Whether the HTC Dream or the T-Mobile G1 was the first Android Phone is a debate that would run Socrates in circles: essentially they are the same exact phone.
When rumors surfaced of the first ever Android Phone, the internal codename given the device by HTC was the HTC Dream. The name stuck for quite awhile, until that is, T-Mobile officially announced the launch of the world's first Android Phone - the T-Mobile G1. They took the HTC phone and gave it their own brand.
However, the name HTC Dream wouldn't lay dormant for long. As loads of international carriers jumped at the opportunity to carry the phone, the couldn't use the proprietary T-Mobile G1 name for obvious reasons. So wherever the world's first Android Phone launched on any carrier besides T-Mobile, it carried the HTC Dream name.
While the Dream and G1 are the exact same phone from a specs standpoint, except for the necessary frequency/technology to operate locally, the T-Mobile logo is obviously swapped out for an HTC Logo... or the logo of whichever carrier you find it:
The HTC Dream has an incredibly functional Full QWERTY keyboard that slides out horizontally. Its usability is exceptional for heavy emailers and texters.

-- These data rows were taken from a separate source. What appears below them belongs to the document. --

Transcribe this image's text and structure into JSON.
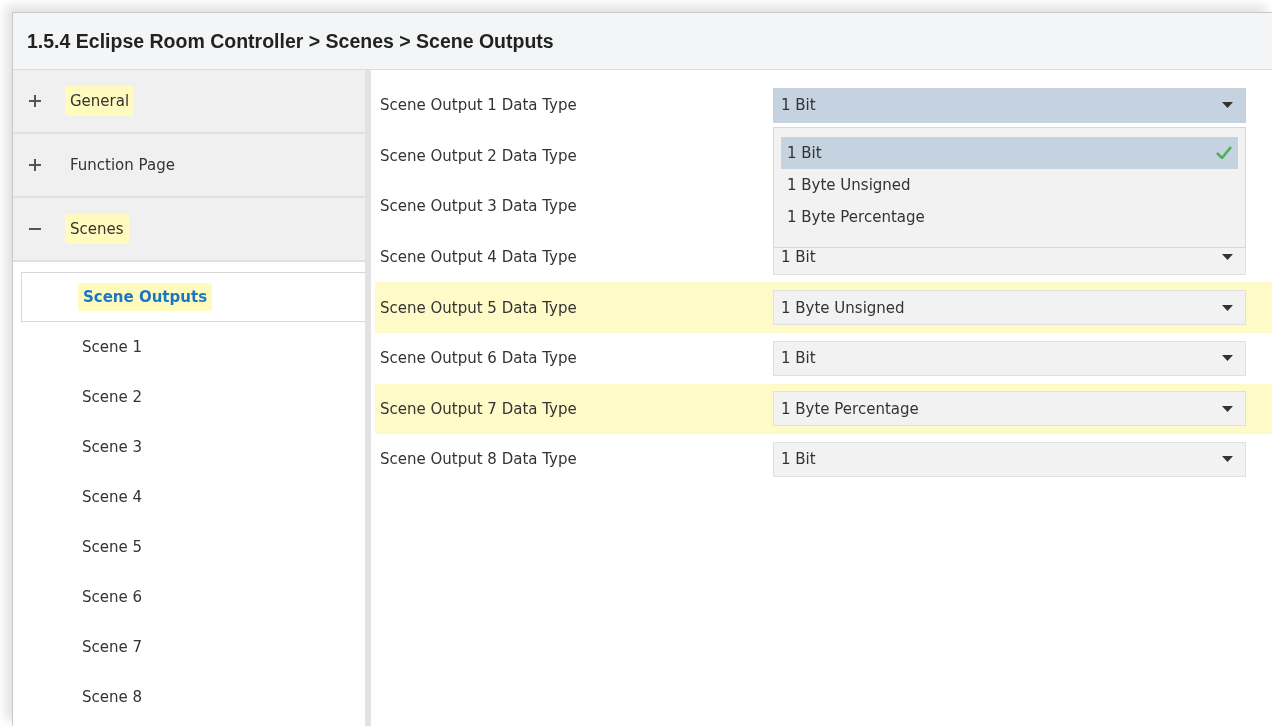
{
  "window": {
    "title": "1.5.4 Eclipse Room Controller > Scenes > Scene Outputs"
  },
  "sidebar": {
    "items": [
      {
        "label": "General",
        "kind": "group",
        "expanded": false,
        "highlighted": true
      },
      {
        "label": "Function Page",
        "kind": "group",
        "expanded": false,
        "highlighted": false
      },
      {
        "label": "Scenes",
        "kind": "group",
        "expanded": true,
        "highlighted": true,
        "children": [
          {
            "label": "Scene Outputs",
            "selected": true,
            "highlighted": true
          },
          {
            "label": "Scene 1",
            "selected": false,
            "highlighted": false
          },
          {
            "label": "Scene 2",
            "selected": false,
            "highlighted": false
          },
          {
            "label": "Scene 3",
            "selected": false,
            "highlighted": false
          },
          {
            "label": "Scene 4",
            "selected": false,
            "highlighted": false
          },
          {
            "label": "Scene 5",
            "selected": false,
            "highlighted": false
          },
          {
            "label": "Scene 6",
            "selected": false,
            "highlighted": false
          },
          {
            "label": "Scene 7",
            "selected": false,
            "highlighted": false
          },
          {
            "label": "Scene 8",
            "selected": false,
            "highlighted": false
          }
        ]
      }
    ]
  },
  "parameters": [
    {
      "label": "Scene Output 1 Data Type",
      "value": "1 Bit",
      "highlighted": false,
      "open": true,
      "options": [
        {
          "label": "1 Bit",
          "selected": true
        },
        {
          "label": "1 Byte Unsigned",
          "selected": false
        },
        {
          "label": "1 Byte Percentage",
          "selected": false
        }
      ]
    },
    {
      "label": "Scene Output 2 Data Type",
      "highlighted": false
    },
    {
      "label": "Scene Output 3 Data Type",
      "highlighted": false
    },
    {
      "label": "Scene Output 4 Data Type",
      "value": "1 Bit",
      "highlighted": false,
      "open": false
    },
    {
      "label": "Scene Output 5 Data Type",
      "value": "1 Byte Unsigned",
      "highlighted": true,
      "open": false
    },
    {
      "label": "Scene Output 6 Data Type",
      "value": "1 Bit",
      "highlighted": false,
      "open": false
    },
    {
      "label": "Scene Output 7 Data Type",
      "value": "1 Byte Percentage",
      "highlighted": true,
      "open": false
    },
    {
      "label": "Scene Output 8 Data Type",
      "value": "1 Bit",
      "highlighted": false,
      "open": false
    }
  ]
}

It comes packed with a 3.2MP camera and can hold up to 32GB of memory externally.
For Android fans who love hardware keyboards, the HTC Dream sets a pretty high bar and the device only improves as the Android OS and Android Market get better and better each day.